America suffers, time to scrub in

America suffers, time to scrub in

Yesterday at 5 p.m., I turned on my TV expecting a briefing from the White House on the current state of the coronavirus pandemic. Instead, I was forced into a time machine dragging me back to second grade on the recess playground as the classic game of he-said-she-said interrupted any sort of news from being delivered. 

We are in the midst of a global pandemic, yet our president meant to lead us and our media meant to inform us spend more time pointing fingers at one another like elementary children rather than composing themselves like adults. 

I don’t write political pieces. I never have, and I swore I never would. But this is not a political matter. 

The coronavirus has been called the great equalizer. It doesn’t care if you live in New York or Indiana. It doesn’t matter if you voted for Donald Trump or Hillary Clinton. It seems it doesn’t even care if you’re 28 or 82. 

We are in the midst of war, with the virus our greatest opponent, and yet our own people are turning against themselves. How can we defeat this threat to our nation when we can’t even have a civil discussion on the enemy? 

The media is upset. The President is upset. And they both have the right to be. 

The media told two stories. Back in January, they told the story of nothing more than the flu that posed no threat to public health. Now, they tell the story of a president who could have done more in the face of a pandemic. 

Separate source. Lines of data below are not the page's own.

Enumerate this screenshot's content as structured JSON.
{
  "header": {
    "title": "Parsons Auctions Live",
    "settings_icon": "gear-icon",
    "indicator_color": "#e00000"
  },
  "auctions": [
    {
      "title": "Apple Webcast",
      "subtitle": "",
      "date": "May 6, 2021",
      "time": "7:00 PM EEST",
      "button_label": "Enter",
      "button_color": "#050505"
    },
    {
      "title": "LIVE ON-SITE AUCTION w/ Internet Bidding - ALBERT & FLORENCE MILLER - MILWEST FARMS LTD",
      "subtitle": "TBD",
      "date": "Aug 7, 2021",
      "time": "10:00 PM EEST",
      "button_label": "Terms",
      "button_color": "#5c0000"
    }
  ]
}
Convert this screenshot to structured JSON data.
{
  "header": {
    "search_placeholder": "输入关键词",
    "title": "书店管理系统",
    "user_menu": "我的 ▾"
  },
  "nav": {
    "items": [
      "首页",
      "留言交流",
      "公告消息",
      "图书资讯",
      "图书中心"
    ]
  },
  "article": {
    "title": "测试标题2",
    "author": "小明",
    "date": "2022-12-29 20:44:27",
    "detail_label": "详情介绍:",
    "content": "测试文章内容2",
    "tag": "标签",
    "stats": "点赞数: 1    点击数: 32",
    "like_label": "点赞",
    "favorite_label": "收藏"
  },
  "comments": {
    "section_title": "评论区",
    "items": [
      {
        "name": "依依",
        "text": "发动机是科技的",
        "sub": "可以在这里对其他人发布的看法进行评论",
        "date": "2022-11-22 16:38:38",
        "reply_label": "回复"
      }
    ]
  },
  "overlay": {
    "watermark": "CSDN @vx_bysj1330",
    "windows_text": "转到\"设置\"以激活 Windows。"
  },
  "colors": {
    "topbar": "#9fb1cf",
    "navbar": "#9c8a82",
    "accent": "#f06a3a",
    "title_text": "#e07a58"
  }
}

And they are right. Our president could have done more. Our president could pay more attention to the tweets he sends out. Our president could have more reign over his mouth in public settings. 

But the coronavirus doesn’t care. It does no good to discuss what could have been done, when orders should have been enacted, or who made the wrong call. 

When a new COVID-19 patient is rushed to the hospital in an ambulance because their lungs are giving up and the enemy is securing its victory, the nurses don’t stop to ask the patient where he went and what he did wrong. They don’t scrutinize him for wandering into the grocery store that day or breathing shared air between him and the cashier. 

The doctors don’t point fingers; they simply treat the situation at hand. 

Our president and our journalists need to act more like the doctors. 

Right now, on April 14, it does not matter what the president could have done back in February. It does not matter what the media said about the coronavirus back in February. What matters today is what our leaders, our journalists, and our people do to treat the case we’ve been assigned. 

The patient–our country–is on the stretcher, lungs gasping for air and bones exhausted from fighting. 

Are those with political influence–both the government and the media–going to scrub in and take the lead or are they going to argue over the treatment plan, pointing fingers like school children until it is simply too late?